#### Dataset records ####
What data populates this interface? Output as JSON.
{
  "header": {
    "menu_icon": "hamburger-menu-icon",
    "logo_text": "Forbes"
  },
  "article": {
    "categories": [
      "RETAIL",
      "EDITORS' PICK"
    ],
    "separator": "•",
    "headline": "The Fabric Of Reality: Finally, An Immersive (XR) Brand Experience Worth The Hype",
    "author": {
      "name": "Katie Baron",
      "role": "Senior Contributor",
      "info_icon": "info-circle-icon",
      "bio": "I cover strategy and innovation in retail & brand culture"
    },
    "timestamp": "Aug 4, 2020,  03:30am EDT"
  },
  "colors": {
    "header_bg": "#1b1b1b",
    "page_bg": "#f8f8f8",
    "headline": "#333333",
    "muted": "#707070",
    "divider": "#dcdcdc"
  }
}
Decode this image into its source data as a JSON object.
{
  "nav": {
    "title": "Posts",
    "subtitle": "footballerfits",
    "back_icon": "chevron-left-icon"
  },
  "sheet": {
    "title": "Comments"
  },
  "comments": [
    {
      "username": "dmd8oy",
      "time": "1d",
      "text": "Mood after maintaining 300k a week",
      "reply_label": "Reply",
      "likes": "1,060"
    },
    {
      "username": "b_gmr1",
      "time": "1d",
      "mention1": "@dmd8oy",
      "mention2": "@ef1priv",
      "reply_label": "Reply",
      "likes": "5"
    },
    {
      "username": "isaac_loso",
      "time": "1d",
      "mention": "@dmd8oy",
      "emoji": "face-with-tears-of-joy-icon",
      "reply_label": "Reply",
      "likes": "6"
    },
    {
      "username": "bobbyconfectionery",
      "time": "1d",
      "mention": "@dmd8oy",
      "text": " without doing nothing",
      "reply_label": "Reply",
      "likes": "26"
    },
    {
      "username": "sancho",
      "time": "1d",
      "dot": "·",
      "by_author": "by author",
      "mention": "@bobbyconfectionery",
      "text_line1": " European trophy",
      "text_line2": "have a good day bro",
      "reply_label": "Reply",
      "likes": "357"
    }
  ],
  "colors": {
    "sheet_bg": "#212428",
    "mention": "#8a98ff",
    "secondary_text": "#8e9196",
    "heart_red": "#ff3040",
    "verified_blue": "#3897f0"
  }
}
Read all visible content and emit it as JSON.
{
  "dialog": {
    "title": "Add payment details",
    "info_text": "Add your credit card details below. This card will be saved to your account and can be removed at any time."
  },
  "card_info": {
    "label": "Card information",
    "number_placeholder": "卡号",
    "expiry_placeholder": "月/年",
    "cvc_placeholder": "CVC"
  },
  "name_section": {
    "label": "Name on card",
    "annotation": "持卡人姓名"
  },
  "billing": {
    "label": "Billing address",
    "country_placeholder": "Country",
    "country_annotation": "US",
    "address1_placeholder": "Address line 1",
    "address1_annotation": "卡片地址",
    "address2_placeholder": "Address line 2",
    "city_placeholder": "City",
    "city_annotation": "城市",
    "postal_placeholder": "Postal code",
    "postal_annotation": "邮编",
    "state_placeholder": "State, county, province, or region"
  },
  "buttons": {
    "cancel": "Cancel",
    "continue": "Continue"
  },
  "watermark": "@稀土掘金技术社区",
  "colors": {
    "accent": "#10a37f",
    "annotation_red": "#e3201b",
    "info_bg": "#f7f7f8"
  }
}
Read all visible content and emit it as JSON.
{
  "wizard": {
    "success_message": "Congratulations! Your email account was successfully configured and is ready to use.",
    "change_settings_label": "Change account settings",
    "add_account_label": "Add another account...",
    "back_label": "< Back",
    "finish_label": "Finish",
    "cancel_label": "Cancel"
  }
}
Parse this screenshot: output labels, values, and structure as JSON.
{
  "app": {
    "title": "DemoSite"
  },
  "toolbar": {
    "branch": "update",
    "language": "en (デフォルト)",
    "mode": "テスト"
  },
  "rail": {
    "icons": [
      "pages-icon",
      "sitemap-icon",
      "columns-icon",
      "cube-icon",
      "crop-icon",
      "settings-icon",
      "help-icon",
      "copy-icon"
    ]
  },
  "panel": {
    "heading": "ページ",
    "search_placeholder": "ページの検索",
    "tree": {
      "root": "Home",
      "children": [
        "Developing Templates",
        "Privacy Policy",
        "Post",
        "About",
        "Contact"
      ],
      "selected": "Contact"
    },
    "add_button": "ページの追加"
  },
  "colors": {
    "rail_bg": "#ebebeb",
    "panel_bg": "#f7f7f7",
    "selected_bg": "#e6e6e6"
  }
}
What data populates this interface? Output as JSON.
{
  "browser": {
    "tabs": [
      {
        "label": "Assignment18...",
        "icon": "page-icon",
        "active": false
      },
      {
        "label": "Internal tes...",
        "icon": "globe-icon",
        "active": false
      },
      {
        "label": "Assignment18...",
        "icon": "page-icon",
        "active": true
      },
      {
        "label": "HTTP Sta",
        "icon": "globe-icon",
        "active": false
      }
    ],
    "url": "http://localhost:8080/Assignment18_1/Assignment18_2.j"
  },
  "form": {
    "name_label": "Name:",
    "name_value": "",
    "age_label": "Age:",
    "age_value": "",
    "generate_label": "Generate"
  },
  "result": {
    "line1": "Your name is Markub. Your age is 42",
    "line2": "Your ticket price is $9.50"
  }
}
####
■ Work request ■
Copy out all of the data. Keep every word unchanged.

■ Completed exercise ■
What data populates this interface? Output as JSON.
{
  "header": {
    "menu_icon": "hamburger-menu-icon",
    "logo_text": "Forbes"
  },
  "article": {
    "categories": [
      "RETAIL",
      "EDITORS' PICK"
    ],
    "separator": "•",
    "headline": "The Fabric Of Reality: Finally, An Immersive (XR) Brand Experience Worth The Hype",
    "author": {
      "name": "Katie Baron",
      "role": "Senior Contributor",
      "info_icon": "info-circle-icon",
      "bio": "I cover strategy and innovation in retail & brand culture"
    },
    "timestamp": "Aug 4, 2020,  03:30am EDT"
  },
  "colors": {
    "header_bg": "#1b1b1b",
    "page_bg": "#f8f8f8",
    "headline": "#333333",
    "muted": "#707070",
    "divider": "#dcdcdc"
  }
}
Decode this image into its source data as a JSON object.
{
  "nav": {
    "title": "Posts",
    "subtitle": "footballerfits",
    "back_icon": "chevron-left-icon"
  },
  "sheet": {
    "title": "Comments"
  },
  "comments": [
    {
      "username": "dmd8oy",
      "time": "1d",
      "text": "Mood after maintaining 300k a week",
      "reply_label": "Reply",
      "likes": "1,060"
    },
    {
      "username": "b_gmr1",
      "time": "1d",
      "mention1": "@dmd8oy",
      "mention2": "@ef1priv",
      "reply_label": "Reply",
      "likes": "5"
    },
    {
      "username": "isaac_loso",
      "time": "1d",
      "mention": "@dmd8oy",
      "emoji": "face-with-tears-of-joy-icon",
      "reply_label": "Reply",
      "likes": "6"
    },
    {
      "username": "bobbyconfectionery",
      "time": "1d",
      "mention": "@dmd8oy",
      "text": " without doing nothing",
      "reply_label": "Reply",
      "likes": "26"
    },
    {
      "username": "sancho",
      "time": "1d",
      "dot": "·",
      "by_author": "by author",
      "mention": "@bobbyconfectionery",
      "text_line1": " European trophy",
      "text_line2": "have a good day bro",
      "reply_label": "Reply",
      "likes": "357"
    }
  ],
  "colors": {
    "sheet_bg": "#212428",
    "mention": "#8a98ff",
    "secondary_text": "#8e9196",
    "heart_red": "#ff3040",
    "verified_blue": "#3897f0"
  }
}
Read all visible content and emit it as JSON.
{
  "dialog": {
    "title": "Add payment details",
    "info_text": "Add your credit card details below. This card will be saved to your account and can be removed at any time."
  },
  "card_info": {
    "label": "Card information",
    "number_placeholder": "卡号",
    "expiry_placeholder": "月/年",
    "cvc_placeholder": "CVC"
  },
  "name_section": {
    "label": "Name on card",
    "annotation": "持卡人姓名"
  },
  "billing": {
    "label": "Billing address",
    "country_placeholder": "Country",
    "country_annotation": "US",
    "address1_placeholder": "Address line 1",
    "address1_annotation": "卡片地址",
    "address2_placeholder": "Address line 2",
    "city_placeholder": "City",
    "city_annotation": "城市",
    "postal_placeholder": "Postal code",
    "postal_annotation": "邮编",
    "state_placeholder": "State, county, province, or region"
  },
  "buttons": {
    "cancel": "Cancel",
    "continue": "Continue"
  },
  "watermark": "@稀土掘金技术社区",
  "colors": {
    "accent": "#10a37f",
    "annotation_red": "#e3201b",
    "info_bg": "#f7f7f8"
  }
}
Read all visible content and emit it as JSON.
{
  "wizard": {
    "success_message": "Congratulations! Your email account was successfully configured and is ready to use.",
    "change_settings_label": "Change account settings",
    "add_account_label": "Add another account...",
    "back_label": "< Back",
    "finish_label": "Finish",
    "cancel_label": "Cancel"
  }
}
Parse this screenshot: output labels, values, and structure as JSON.
{
  "app": {
    "title": "DemoSite"
  },
  "toolbar": {
    "branch": "update",
    "language": "en (デフォルト)",
    "mode": "テスト"
  },
  "rail": {
    "icons": [
      "pages-icon",
      "sitemap-icon",
      "columns-icon",
      "cube-icon",
      "crop-icon",
      "settings-icon",
      "help-icon",
      "copy-icon"
    ]
  },
  "panel": {
    "heading": "ページ",
    "search_placeholder": "ページの検索",
    "tree": {
      "root": "Home",
      "children": [
        "Developing Templates",
        "Privacy Policy",
        "Post",
        "About",
        "Contact"
      ],
      "selected": "Contact"
    },
    "add_button": "ページの追加"
  },
  "colors": {
    "rail_bg": "#ebebeb",
    "panel_bg": "#f7f7f7",
    "selected_bg": "#e6e6e6"
  }
}
What data populates this interface? Output as JSON.
{
  "browser": {
    "tabs": [
      {
        "label": "Assignment18...",
        "icon": "page-icon",
        "active": false
      },
      {
        "label": "Internal tes...",
        "icon": "globe-icon",
        "active": false
      },
      {
        "label": "Assignment18...",
        "icon": "page-icon",
        "active": true
      },
      {
        "label": "HTTP Sta",
        "icon": "globe-icon",
        "active": false
      }
    ],
    "url": "http://localhost:8080/Assignment18_1/Assignment18_2.j"
  },
  "form": {
    "name_label": "Name:",
    "name_value": "",
    "age_label": "Age:",
    "age_value": "",
    "generate_label": "Generate"
  },
  "result": {
    "line1": "Your name is Markub. Your age is 42",
    "line2": "Your ticket price is $9.50"
  }
}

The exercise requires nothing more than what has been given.